Exercise input below:
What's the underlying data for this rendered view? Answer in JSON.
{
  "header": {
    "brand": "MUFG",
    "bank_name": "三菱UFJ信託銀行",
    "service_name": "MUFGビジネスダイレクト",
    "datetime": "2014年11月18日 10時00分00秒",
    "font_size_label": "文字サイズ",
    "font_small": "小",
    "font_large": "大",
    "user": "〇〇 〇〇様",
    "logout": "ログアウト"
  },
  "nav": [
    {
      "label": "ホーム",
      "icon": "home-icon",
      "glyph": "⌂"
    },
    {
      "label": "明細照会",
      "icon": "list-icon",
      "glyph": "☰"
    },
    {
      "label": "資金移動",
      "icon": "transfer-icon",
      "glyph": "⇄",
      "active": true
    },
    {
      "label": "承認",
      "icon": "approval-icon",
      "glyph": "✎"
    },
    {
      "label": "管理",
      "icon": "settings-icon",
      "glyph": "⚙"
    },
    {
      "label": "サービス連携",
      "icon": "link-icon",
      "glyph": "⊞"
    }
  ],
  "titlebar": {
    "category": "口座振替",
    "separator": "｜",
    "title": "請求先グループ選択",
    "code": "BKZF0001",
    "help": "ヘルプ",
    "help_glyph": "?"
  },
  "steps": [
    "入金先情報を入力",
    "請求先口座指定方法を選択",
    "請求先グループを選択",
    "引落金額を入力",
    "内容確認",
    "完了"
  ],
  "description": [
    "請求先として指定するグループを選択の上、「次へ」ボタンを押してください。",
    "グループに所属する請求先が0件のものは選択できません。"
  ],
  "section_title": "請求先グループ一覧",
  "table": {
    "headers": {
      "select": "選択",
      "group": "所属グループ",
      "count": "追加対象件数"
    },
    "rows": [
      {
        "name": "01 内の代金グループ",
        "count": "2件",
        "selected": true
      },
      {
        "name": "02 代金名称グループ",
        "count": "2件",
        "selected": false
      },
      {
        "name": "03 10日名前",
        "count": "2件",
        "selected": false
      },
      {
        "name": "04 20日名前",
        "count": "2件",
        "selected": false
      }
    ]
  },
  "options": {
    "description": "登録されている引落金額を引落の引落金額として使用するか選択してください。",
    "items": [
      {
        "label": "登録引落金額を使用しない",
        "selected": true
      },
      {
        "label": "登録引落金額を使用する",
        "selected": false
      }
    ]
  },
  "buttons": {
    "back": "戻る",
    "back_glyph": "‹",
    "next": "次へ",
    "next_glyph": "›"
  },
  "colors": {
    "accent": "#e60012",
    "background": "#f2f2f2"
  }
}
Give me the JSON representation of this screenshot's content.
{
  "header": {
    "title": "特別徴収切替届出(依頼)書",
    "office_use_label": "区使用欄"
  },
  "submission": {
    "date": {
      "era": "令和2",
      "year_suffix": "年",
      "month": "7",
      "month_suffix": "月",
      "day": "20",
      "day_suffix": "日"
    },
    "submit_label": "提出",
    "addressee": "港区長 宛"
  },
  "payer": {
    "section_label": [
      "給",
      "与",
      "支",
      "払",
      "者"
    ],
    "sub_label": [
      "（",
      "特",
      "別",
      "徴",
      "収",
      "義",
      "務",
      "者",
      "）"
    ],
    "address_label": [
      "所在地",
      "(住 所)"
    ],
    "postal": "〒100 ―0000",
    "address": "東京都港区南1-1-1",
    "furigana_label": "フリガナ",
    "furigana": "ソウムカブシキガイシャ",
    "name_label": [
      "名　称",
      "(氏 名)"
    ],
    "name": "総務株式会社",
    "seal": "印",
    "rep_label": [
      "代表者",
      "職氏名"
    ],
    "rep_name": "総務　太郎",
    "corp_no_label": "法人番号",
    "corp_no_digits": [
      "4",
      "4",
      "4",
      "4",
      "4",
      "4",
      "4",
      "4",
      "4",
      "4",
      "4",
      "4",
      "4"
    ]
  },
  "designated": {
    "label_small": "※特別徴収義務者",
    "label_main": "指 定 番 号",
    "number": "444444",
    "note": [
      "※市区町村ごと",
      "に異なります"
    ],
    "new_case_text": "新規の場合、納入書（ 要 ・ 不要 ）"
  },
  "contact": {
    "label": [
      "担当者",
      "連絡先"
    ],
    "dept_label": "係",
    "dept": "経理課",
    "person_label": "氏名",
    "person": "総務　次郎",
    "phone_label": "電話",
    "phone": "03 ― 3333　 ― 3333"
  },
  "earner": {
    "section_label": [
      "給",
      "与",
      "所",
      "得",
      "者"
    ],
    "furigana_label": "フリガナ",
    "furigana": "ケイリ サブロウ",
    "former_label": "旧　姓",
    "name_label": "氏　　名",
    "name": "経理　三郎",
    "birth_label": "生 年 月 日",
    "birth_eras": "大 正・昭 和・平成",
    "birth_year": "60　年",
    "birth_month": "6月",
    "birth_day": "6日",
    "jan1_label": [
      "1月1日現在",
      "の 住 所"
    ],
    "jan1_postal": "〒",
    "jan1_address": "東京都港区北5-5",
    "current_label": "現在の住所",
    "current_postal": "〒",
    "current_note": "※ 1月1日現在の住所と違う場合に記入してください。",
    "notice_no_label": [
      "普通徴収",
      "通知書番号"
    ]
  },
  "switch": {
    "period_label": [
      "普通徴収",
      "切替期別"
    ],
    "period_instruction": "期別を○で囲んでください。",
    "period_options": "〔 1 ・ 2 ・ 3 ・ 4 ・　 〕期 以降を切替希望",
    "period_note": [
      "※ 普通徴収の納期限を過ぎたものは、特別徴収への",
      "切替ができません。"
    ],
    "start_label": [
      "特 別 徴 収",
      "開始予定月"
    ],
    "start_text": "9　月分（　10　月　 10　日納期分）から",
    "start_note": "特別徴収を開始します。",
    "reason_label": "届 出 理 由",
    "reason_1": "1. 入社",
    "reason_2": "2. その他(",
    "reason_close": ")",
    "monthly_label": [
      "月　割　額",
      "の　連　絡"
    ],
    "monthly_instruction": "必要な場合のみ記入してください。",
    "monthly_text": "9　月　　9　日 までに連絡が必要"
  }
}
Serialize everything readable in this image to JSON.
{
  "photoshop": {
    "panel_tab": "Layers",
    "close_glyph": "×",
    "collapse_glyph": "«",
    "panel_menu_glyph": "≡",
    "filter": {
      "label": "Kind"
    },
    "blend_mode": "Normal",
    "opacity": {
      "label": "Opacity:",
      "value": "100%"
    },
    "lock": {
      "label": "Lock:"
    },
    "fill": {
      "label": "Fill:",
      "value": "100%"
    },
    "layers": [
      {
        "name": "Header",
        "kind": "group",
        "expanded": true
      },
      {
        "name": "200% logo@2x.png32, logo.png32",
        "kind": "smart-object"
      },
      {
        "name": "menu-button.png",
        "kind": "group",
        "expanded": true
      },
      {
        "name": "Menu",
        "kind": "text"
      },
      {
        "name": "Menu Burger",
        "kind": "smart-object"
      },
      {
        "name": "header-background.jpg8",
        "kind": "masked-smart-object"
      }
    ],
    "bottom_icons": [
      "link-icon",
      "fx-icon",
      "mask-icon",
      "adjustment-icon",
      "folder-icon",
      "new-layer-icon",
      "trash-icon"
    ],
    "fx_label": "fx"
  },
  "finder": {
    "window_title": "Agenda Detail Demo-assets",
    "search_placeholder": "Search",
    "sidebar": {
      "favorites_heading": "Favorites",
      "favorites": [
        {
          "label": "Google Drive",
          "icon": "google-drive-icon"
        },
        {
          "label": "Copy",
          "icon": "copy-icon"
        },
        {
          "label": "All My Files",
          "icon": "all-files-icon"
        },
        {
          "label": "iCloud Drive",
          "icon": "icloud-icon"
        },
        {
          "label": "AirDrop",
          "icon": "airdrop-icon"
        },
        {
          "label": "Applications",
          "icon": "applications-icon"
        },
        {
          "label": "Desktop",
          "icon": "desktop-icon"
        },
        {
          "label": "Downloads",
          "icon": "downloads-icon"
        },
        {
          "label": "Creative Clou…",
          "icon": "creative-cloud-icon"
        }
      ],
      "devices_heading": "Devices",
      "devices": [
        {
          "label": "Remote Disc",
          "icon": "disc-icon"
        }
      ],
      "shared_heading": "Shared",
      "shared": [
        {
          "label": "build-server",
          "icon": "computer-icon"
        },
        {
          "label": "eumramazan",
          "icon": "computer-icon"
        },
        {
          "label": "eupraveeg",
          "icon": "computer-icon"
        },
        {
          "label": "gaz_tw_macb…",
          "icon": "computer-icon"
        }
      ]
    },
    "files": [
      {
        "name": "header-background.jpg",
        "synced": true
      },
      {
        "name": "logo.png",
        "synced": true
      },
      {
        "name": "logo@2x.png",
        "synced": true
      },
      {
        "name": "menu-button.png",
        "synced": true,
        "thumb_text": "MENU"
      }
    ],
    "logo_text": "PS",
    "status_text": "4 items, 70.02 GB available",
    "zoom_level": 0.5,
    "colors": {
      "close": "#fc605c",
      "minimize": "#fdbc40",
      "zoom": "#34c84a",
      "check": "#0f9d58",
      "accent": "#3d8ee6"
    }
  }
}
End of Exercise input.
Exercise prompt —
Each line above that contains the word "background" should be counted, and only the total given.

Expected answer —
3